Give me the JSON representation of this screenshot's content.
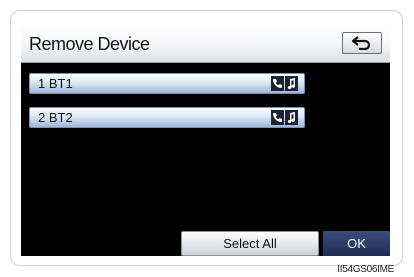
{
  "header": {
    "title": "Remove Device",
    "back_icon": "back-arrow-icon"
  },
  "devices": [
    {
      "label": "1  BT1",
      "icons": [
        "phone-icon",
        "music-note-icon"
      ]
    },
    {
      "label": "2  BT2",
      "icons": [
        "phone-icon",
        "music-note-icon"
      ]
    }
  ],
  "footer": {
    "select_all_label": "Select All",
    "ok_label": "OK"
  },
  "image_code": "II54GS06IME",
  "colors": {
    "row_gradient_bottom": "#9fb6d6",
    "ok_background": "#1f2d55",
    "screen_background": "#000000"
  }
}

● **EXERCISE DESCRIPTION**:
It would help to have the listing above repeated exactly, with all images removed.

● **RESPONSE FOR THIS EXERCISE**:
Give me the JSON representation of this screenshot's content.
{
  "header": {
    "title": "Remove Device",
    "back_icon": "back-arrow-icon"
  },
  "devices": [
    {
      "label": "1  BT1",
      "icons": [
        "phone-icon",
        "music-note-icon"
      ]
    },
    {
      "label": "2  BT2",
      "icons": [
        "phone-icon",
        "music-note-icon"
      ]
    }
  ],
  "footer": {
    "select_all_label": "Select All",
    "ok_label": "OK"
  },
  "image_code": "II54GS06IME",
  "colors": {
    "row_gradient_bottom": "#9fb6d6",
    "ok_background": "#1f2d55",
    "screen_background": "#000000"
  }
}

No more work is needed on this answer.